Requirement: The records below are to be reproduced exactly, with the pictures left out.
══ Data records ══
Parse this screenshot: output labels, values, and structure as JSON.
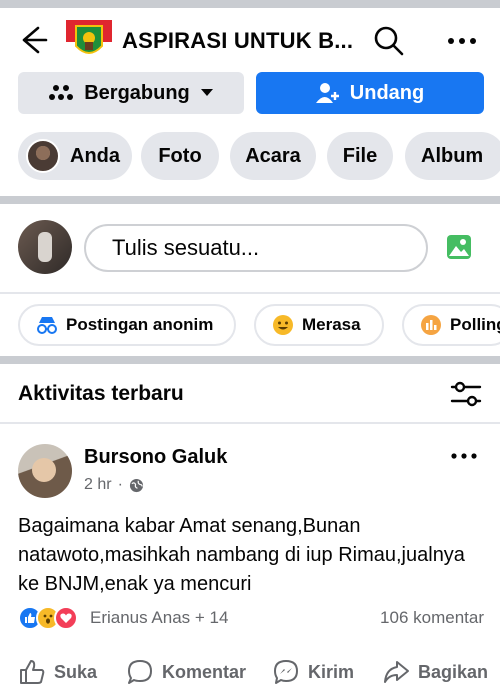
{
  "header": {
    "title": "ASPIRASI UNTUK B...",
    "back_icon": "arrow-left-icon",
    "search_icon": "search-icon",
    "more_icon": "more-horizontal-icon"
  },
  "actions": {
    "join_label": "Bergabung",
    "invite_label": "Undang"
  },
  "tabs": [
    "Anda",
    "Foto",
    "Acara",
    "File",
    "Album"
  ],
  "composer": {
    "placeholder": "Tulis sesuatu..."
  },
  "quick_actions": [
    "Postingan anonim",
    "Merasa",
    "Polling"
  ],
  "activity": {
    "title": "Aktivitas terbaru"
  },
  "post": {
    "author": "Bursono Galuk",
    "time": "2 hr",
    "separator": "·",
    "text": "Bagaimana kabar Amat senang,Bunan natawoto,masihkah nambang di iup Rimau,jualnya ke BNJM,enak ya mencuri",
    "reaction_names": "Erianus Anas + 14",
    "comments": "106 komentar"
  },
  "post_actions": [
    "Suka",
    "Komentar",
    "Kirim",
    "Bagikan"
  ],
  "colors": {
    "brand_blue": "#1877f2",
    "chip_bg": "#e4e6eb",
    "secondary_text": "#65676b",
    "divider": "#c9ccd1"
  }
}
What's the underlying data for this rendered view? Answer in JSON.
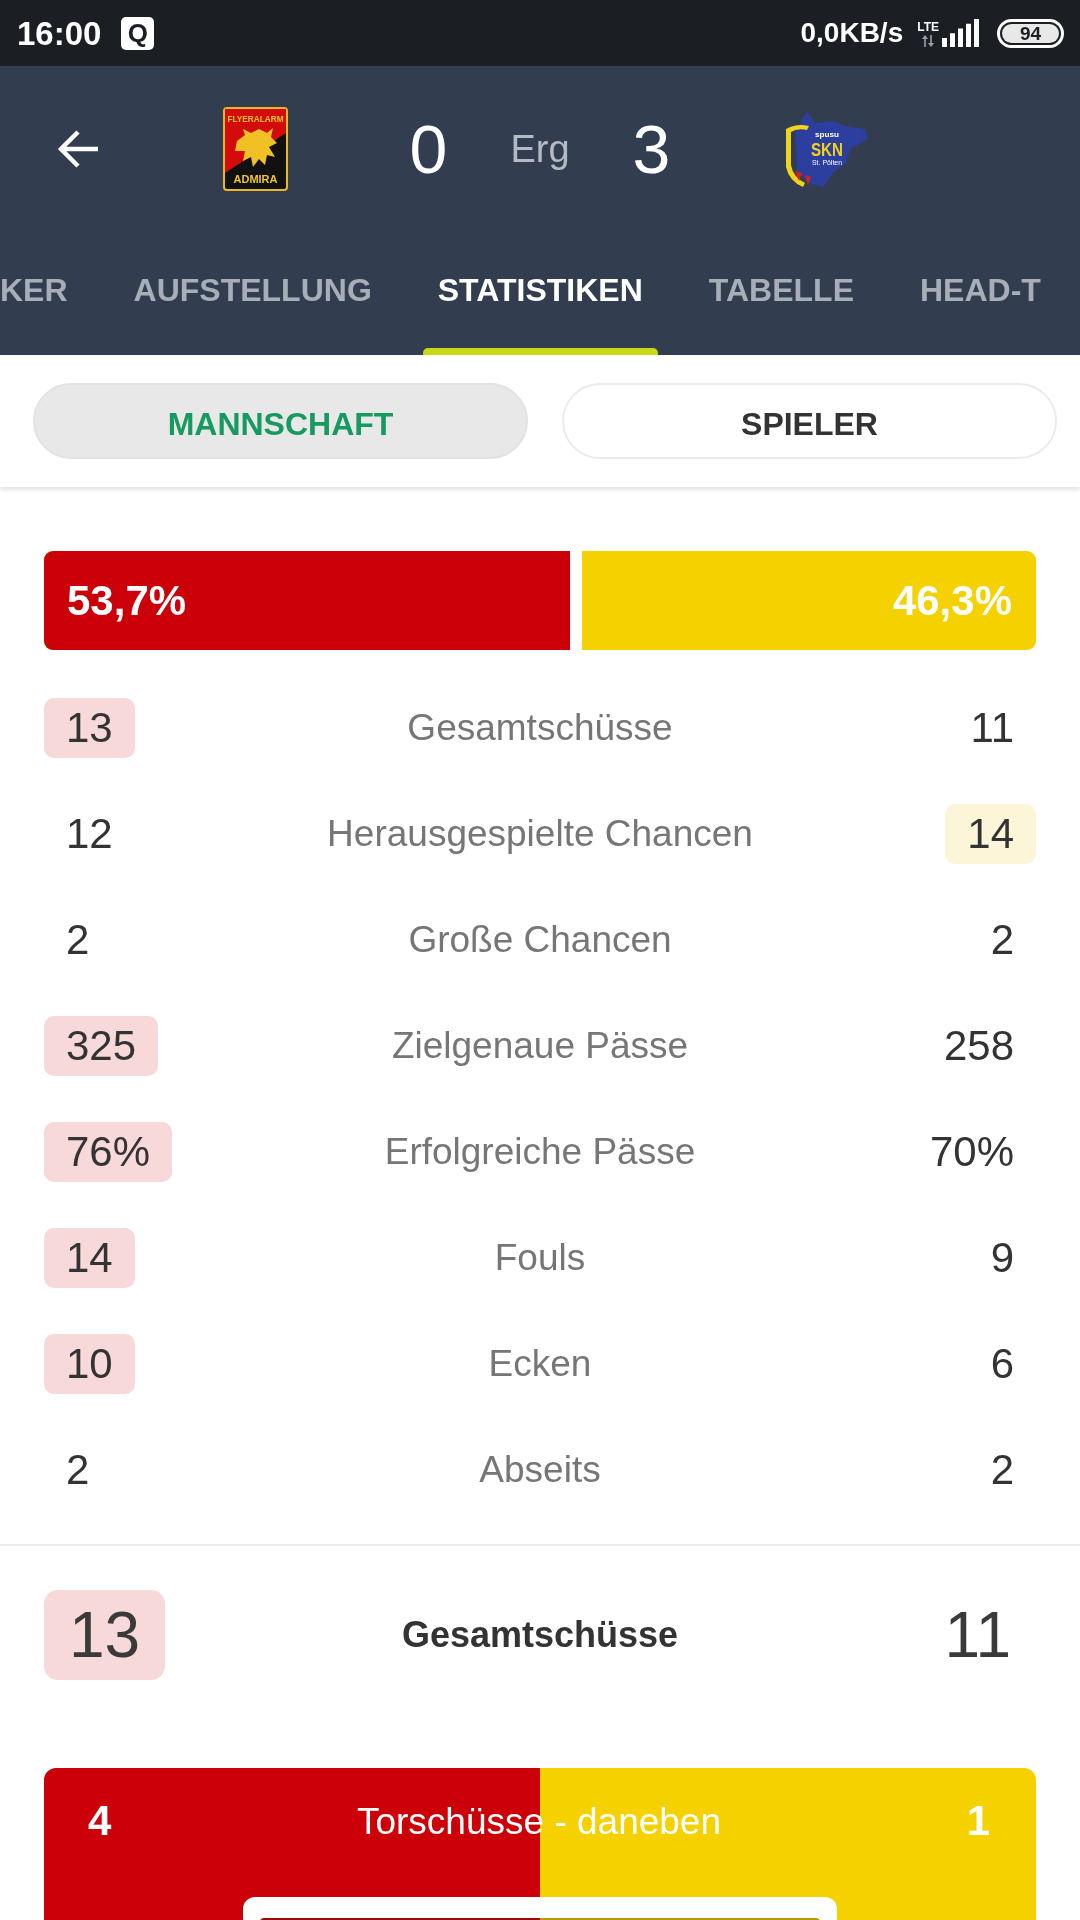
{
  "status_bar": {
    "time": "16:00",
    "notification_icon": "Q",
    "network_speed": "0,0KB/s",
    "network_type": "LTE",
    "battery": "94"
  },
  "match": {
    "home_team": {
      "crest_texts": [
        "FLYERALARM",
        "ADMIRA"
      ],
      "score": "0"
    },
    "status": "Erg",
    "away_team": {
      "crest_texts": [
        "spusu",
        "SKN",
        "St. Pölten"
      ],
      "score": "3"
    }
  },
  "tabs": [
    {
      "label": "KER",
      "selected": false
    },
    {
      "label": "AUFSTELLUNG",
      "selected": false
    },
    {
      "label": "STATISTIKEN",
      "selected": true
    },
    {
      "label": "TABELLE",
      "selected": false
    },
    {
      "label": "HEAD-T",
      "selected": false
    }
  ],
  "segments": [
    {
      "label": "MANNSCHAFT",
      "selected": true
    },
    {
      "label": "SPIELER",
      "selected": false
    }
  ],
  "possession": {
    "home": "53,7%",
    "away": "46,3%",
    "level": 0.537
  },
  "stats": [
    {
      "label": "Gesamtschüsse",
      "home": {
        "value": "13",
        "highlighted": true
      },
      "away": {
        "value": "11",
        "highlighted": false
      }
    },
    {
      "label": "Herausgespielte Chancen",
      "home": {
        "value": "12",
        "highlighted": false
      },
      "away": {
        "value": "14",
        "highlighted": true
      }
    },
    {
      "label": "Große Chancen",
      "home": {
        "value": "2",
        "highlighted": false
      },
      "away": {
        "value": "2",
        "highlighted": false
      }
    },
    {
      "label": "Zielgenaue Pässe",
      "home": {
        "value": "325",
        "highlighted": true
      },
      "away": {
        "value": "258",
        "highlighted": false
      }
    },
    {
      "label": "Erfolgreiche Pässe",
      "home": {
        "value": "76%",
        "highlighted": true
      },
      "away": {
        "value": "70%",
        "highlighted": false
      }
    },
    {
      "label": "Fouls",
      "home": {
        "value": "14",
        "highlighted": true
      },
      "away": {
        "value": "9",
        "highlighted": false
      }
    },
    {
      "label": "Ecken",
      "home": {
        "value": "10",
        "highlighted": true
      },
      "away": {
        "value": "6",
        "highlighted": false
      }
    },
    {
      "label": "Abseits",
      "home": {
        "value": "2",
        "highlighted": false
      },
      "away": {
        "value": "2",
        "highlighted": false
      }
    }
  ],
  "summary": {
    "label": "Gesamtschüsse",
    "home": {
      "value": "13",
      "highlighted": true
    },
    "away": {
      "value": "11",
      "highlighted": false
    }
  },
  "shot_breakdown": {
    "label": "Torschüsse - daneben",
    "home": "4",
    "away": "1"
  }
}
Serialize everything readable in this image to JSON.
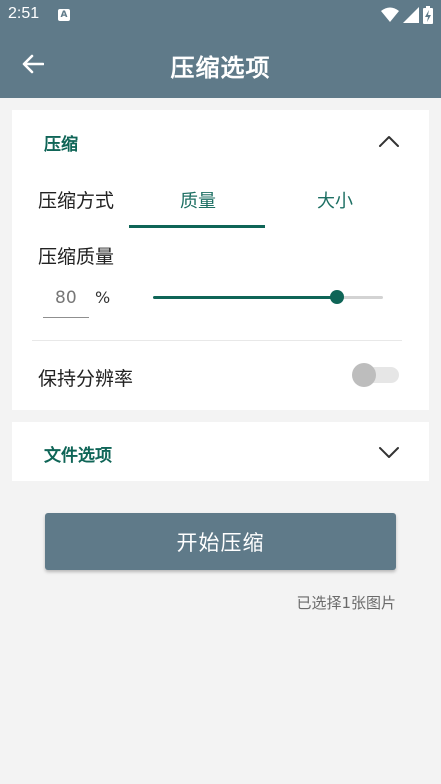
{
  "status_bar": {
    "time": "2:51",
    "notification_icon": "A"
  },
  "app_bar": {
    "title": "压缩选项",
    "back_icon": "arrow-left-icon"
  },
  "compression_card": {
    "section_title": "压缩",
    "expanded": true,
    "method_label": "压缩方式",
    "tabs": [
      {
        "label": "质量",
        "selected": true
      },
      {
        "label": "大小",
        "selected": false
      }
    ],
    "quality_label": "压缩质量",
    "quality_value": "80",
    "quality_unit": "%",
    "quality_slider_fraction": 0.8,
    "keep_resolution_label": "保持分辨率",
    "keep_resolution_enabled": false
  },
  "file_card": {
    "section_title": "文件选项",
    "expanded": false
  },
  "actions": {
    "start_label": "开始压缩",
    "selection_status": "已选择1张图片"
  },
  "colors": {
    "primary": "#5f7a89",
    "accent": "#0f6557"
  }
}
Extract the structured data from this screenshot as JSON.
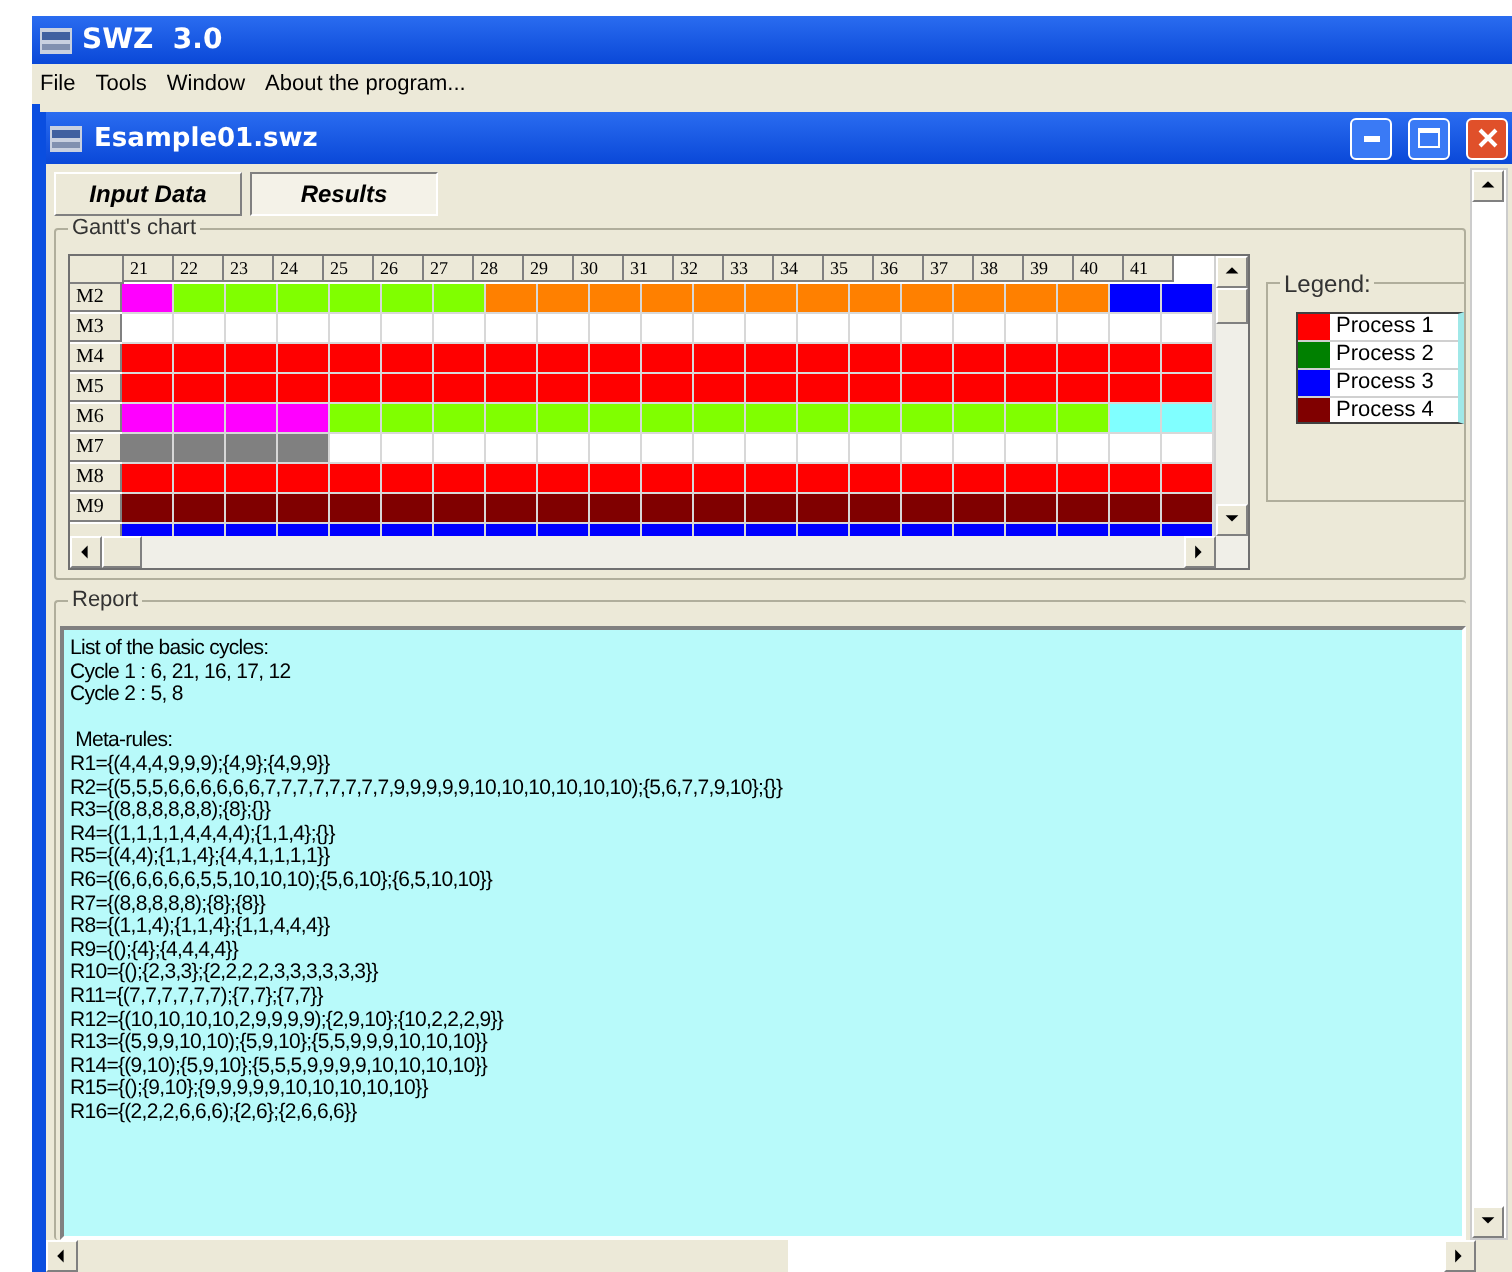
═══
Exercise response:
Parse this screenshot: output labels, values, and structure as JSON.
{
  "header": {
    "title": "ASPIRASI UNTUK B...",
    "back_icon": "arrow-left-icon",
    "search_icon": "search-icon",
    "more_icon": "more-horizontal-icon"
  },
  "actions": {
    "join_label": "Bergabung",
    "invite_label": "Undang"
  },
  "tabs": [
    "Anda",
    "Foto",
    "Acara",
    "File",
    "Album"
  ],
  "composer": {
    "placeholder": "Tulis sesuatu..."
  },
  "quick_actions": [
    "Postingan anonim",
    "Merasa",
    "Polling"
  ],
  "activity": {
    "title": "Aktivitas terbaru"
  },
  "post": {
    "author": "Bursono Galuk",
    "time": "2 hr",
    "separator": "·",
    "text": "Bagaimana kabar Amat senang,Bunan natawoto,masihkah nambang di iup Rimau,jualnya ke BNJM,enak ya mencuri",
    "reaction_names": "Erianus Anas + 14",
    "comments": "106 komentar"
  },
  "post_actions": [
    "Suka",
    "Komentar",
    "Kirim",
    "Bagikan"
  ],
  "colors": {
    "brand_blue": "#1877f2",
    "chip_bg": "#e4e6eb",
    "secondary_text": "#65676b",
    "divider": "#c9ccd1"
  }
}
What's the underlying data for this rendered view? Answer in JSON.
{
  "status_bar": {
    "time": "16:00",
    "notification_icon": "Q",
    "network_speed": "0,0KB/s",
    "network_type": "LTE",
    "battery": "94"
  },
  "match": {
    "home_team": {
      "crest_texts": [
        "FLYERALARM",
        "ADMIRA"
      ],
      "score": "0"
    },
    "status": "Erg",
    "away_team": {
      "crest_texts": [
        "spusu",
        "SKN",
        "St. Pölten"
      ],
      "score": "3"
    }
  },
  "tabs": [
    {
      "label": "KER",
      "selected": false
    },
    {
      "label": "AUFSTELLUNG",
      "selected": false
    },
    {
      "label": "STATISTIKEN",
      "selected": true
    },
    {
      "label": "TABELLE",
      "selected": false
    },
    {
      "label": "HEAD-T",
      "selected": false
    }
  ],
  "segments": [
    {
      "label": "MANNSCHAFT",
      "selected": true
    },
    {
      "label": "SPIELER",
      "selected": false
    }
  ],
  "possession": {
    "home": "53,7%",
    "away": "46,3%",
    "level": 0.537
  },
  "stats": [
    {
      "label": "Gesamtschüsse",
      "home": {
        "value": "13",
        "highlighted": true
      },
      "away": {
        "value": "11",
        "highlighted": false
      }
    },
    {
      "label": "Herausgespielte Chancen",
      "home": {
        "value": "12",
        "highlighted": false
      },
      "away": {
        "value": "14",
        "highlighted": true
      }
    },
    {
      "label": "Große Chancen",
      "home": {
        "value": "2",
        "highlighted": false
      },
      "away": {
        "value": "2",
        "highlighted": false
      }
    },
    {
      "label": "Zielgenaue Pässe",
      "home": {
        "value": "325",
        "highlighted": true
      },
      "away": {
        "value": "258",
        "highlighted": false
      }
    },
    {
      "label": "Erfolgreiche Pässe",
      "home": {
        "value": "76%",
        "highlighted": true
      },
      "away": {
        "value": "70%",
        "highlighted": false
      }
    },
    {
      "label": "Fouls",
      "home": {
        "value": "14",
        "highlighted": true
      },
      "away": {
        "value": "9",
        "highlighted": false
      }
    },
    {
      "label": "Ecken",
      "home": {
        "value": "10",
        "highlighted": true
      },
      "away": {
        "value": "6",
        "highlighted": false
      }
    },
    {
      "label": "Abseits",
      "home": {
        "value": "2",
        "highlighted": false
      },
      "away": {
        "value": "2",
        "highlighted": false
      }
    }
  ],
  "summary": {
    "label": "Gesamtschüsse",
    "home": {
      "value": "13",
      "highlighted": true
    },
    "away": {
      "value": "11",
      "highlighted": false
    }
  },
  "shot_breakdown": {
    "label": "Torschüsse - daneben",
    "home": "4",
    "away": "1"
  }
}
Serialize everything readable in this image to JSON.
{
  "status_bar": {
    "time": "2:51",
    "notification_icon": "A"
  },
  "app_bar": {
    "title": "压缩选项",
    "back_icon": "arrow-left-icon"
  },
  "compression_card": {
    "section_title": "压缩",
    "expanded": true,
    "method_label": "压缩方式",
    "tabs": [
      {
        "label": "质量",
        "selected": true
      },
      {
        "label": "大小",
        "selected": false
      }
    ],
    "quality_label": "压缩质量",
    "quality_value": "80",
    "quality_unit": "%",
    "quality_slider_fraction": 0.8,
    "keep_resolution_label": "保持分辨率",
    "keep_resolution_enabled": false
  },
  "file_card": {
    "section_title": "文件选项",
    "expanded": false
  },
  "actions": {
    "start_label": "开始压缩",
    "selection_status": "已选择1张图片"
  },
  "colors": {
    "primary": "#5f7a89",
    "accent": "#0f6557"
  }
}
Extract the structured data from this screenshot as JSON.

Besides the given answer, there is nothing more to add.